START Data provided

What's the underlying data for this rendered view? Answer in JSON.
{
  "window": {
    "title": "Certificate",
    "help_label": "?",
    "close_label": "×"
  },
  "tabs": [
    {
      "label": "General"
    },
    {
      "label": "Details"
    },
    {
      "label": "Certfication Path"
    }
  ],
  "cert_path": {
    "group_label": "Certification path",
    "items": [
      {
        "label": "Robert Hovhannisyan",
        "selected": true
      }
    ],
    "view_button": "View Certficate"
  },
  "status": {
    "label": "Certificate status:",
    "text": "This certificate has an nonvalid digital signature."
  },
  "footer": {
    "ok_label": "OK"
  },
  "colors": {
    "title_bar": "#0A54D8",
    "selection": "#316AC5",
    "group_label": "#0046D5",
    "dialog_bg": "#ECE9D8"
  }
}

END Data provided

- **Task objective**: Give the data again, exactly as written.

- **Solution for this problem**:
What's the underlying data for this rendered view? Answer in JSON.
{
  "window": {
    "title": "Certificate",
    "help_label": "?",
    "close_label": "×"
  },
  "tabs": [
    {
      "label": "General"
    },
    {
      "label": "Details"
    },
    {
      "label": "Certfication Path"
    }
  ],
  "cert_path": {
    "group_label": "Certification path",
    "items": [
      {
        "label": "Robert Hovhannisyan",
        "selected": true
      }
    ],
    "view_button": "View Certficate"
  },
  "status": {
    "label": "Certificate status:",
    "text": "This certificate has an nonvalid digital signature."
  },
  "footer": {
    "ok_label": "OK"
  },
  "colors": {
    "title_bar": "#0A54D8",
    "selection": "#316AC5",
    "group_label": "#0046D5",
    "dialog_bg": "#ECE9D8"
  }
}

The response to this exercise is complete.